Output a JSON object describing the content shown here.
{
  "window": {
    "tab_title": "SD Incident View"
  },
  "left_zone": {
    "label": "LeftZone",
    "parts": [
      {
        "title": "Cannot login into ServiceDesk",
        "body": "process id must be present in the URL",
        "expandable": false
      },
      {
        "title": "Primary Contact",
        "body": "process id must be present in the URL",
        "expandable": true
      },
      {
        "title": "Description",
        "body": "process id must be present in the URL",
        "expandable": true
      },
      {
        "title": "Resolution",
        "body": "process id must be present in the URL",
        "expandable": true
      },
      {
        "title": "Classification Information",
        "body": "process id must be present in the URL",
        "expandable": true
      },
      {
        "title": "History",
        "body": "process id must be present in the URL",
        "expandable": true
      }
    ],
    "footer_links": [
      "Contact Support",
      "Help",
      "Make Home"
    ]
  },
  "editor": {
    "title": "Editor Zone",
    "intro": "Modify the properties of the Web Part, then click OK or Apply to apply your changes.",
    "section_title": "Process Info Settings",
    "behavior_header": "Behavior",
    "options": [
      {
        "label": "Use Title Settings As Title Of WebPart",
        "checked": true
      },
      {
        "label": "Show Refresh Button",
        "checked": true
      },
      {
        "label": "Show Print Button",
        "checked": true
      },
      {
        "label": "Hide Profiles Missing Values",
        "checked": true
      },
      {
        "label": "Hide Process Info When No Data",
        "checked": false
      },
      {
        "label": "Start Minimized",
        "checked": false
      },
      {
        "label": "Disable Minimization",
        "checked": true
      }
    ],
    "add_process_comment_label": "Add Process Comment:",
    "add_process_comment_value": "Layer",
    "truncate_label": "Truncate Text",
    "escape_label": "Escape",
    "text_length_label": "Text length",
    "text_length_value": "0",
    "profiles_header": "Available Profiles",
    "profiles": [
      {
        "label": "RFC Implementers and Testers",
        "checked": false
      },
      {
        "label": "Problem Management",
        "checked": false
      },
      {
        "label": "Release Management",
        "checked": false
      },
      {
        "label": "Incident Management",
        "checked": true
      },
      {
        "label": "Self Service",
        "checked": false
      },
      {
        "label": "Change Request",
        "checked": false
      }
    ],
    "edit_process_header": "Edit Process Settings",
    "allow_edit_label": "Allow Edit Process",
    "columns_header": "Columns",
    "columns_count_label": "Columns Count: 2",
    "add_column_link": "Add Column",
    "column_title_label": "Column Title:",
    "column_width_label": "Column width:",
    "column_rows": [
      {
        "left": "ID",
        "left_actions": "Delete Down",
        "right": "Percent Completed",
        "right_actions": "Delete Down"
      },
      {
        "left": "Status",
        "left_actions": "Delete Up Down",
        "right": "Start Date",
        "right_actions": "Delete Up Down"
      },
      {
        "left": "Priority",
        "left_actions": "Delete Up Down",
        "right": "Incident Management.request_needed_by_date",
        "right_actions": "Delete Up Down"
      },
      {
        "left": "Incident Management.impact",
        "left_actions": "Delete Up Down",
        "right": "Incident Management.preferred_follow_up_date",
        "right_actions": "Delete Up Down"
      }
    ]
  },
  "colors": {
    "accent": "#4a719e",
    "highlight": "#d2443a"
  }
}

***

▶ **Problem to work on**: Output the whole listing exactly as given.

▶ **Worked solution**:
Output a JSON object describing the content shown here.
{
  "window": {
    "tab_title": "SD Incident View"
  },
  "left_zone": {
    "label": "LeftZone",
    "parts": [
      {
        "title": "Cannot login into ServiceDesk",
        "body": "process id must be present in the URL",
        "expandable": false
      },
      {
        "title": "Primary Contact",
        "body": "process id must be present in the URL",
        "expandable": true
      },
      {
        "title": "Description",
        "body": "process id must be present in the URL",
        "expandable": true
      },
      {
        "title": "Resolution",
        "body": "process id must be present in the URL",
        "expandable": true
      },
      {
        "title": "Classification Information",
        "body": "process id must be present in the URL",
        "expandable": true
      },
      {
        "title": "History",
        "body": "process id must be present in the URL",
        "expandable": true
      }
    ],
    "footer_links": [
      "Contact Support",
      "Help",
      "Make Home"
    ]
  },
  "editor": {
    "title": "Editor Zone",
    "intro": "Modify the properties of the Web Part, then click OK or Apply to apply your changes.",
    "section_title": "Process Info Settings",
    "behavior_header": "Behavior",
    "options": [
      {
        "label": "Use Title Settings As Title Of WebPart",
        "checked": true
      },
      {
        "label": "Show Refresh Button",
        "checked": true
      },
      {
        "label": "Show Print Button",
        "checked": true
      },
      {
        "label": "Hide Profiles Missing Values",
        "checked": true
      },
      {
        "label": "Hide Process Info When No Data",
        "checked": false
      },
      {
        "label": "Start Minimized",
        "checked": false
      },
      {
        "label": "Disable Minimization",
        "checked": true
      }
    ],
    "add_process_comment_label": "Add Process Comment:",
    "add_process_comment_value": "Layer",
    "truncate_label": "Truncate Text",
    "escape_label": "Escape",
    "text_length_label": "Text length",
    "text_length_value": "0",
    "profiles_header": "Available Profiles",
    "profiles": [
      {
        "label": "RFC Implementers and Testers",
        "checked": false
      },
      {
        "label": "Problem Management",
        "checked": false
      },
      {
        "label": "Release Management",
        "checked": false
      },
      {
        "label": "Incident Management",
        "checked": true
      },
      {
        "label": "Self Service",
        "checked": false
      },
      {
        "label": "Change Request",
        "checked": false
      }
    ],
    "edit_process_header": "Edit Process Settings",
    "allow_edit_label": "Allow Edit Process",
    "columns_header": "Columns",
    "columns_count_label": "Columns Count: 2",
    "add_column_link": "Add Column",
    "column_title_label": "Column Title:",
    "column_width_label": "Column width:",
    "column_rows": [
      {
        "left": "ID",
        "left_actions": "Delete Down",
        "right": "Percent Completed",
        "right_actions": "Delete Down"
      },
      {
        "left": "Status",
        "left_actions": "Delete Up Down",
        "right": "Start Date",
        "right_actions": "Delete Up Down"
      },
      {
        "left": "Priority",
        "left_actions": "Delete Up Down",
        "right": "Incident Management.request_needed_by_date",
        "right_actions": "Delete Up Down"
      },
      {
        "left": "Incident Management.impact",
        "left_actions": "Delete Up Down",
        "right": "Incident Management.preferred_follow_up_date",
        "right_actions": "Delete Up Down"
      }
    ]
  },
  "colors": {
    "accent": "#4a719e",
    "highlight": "#d2443a"
  }
}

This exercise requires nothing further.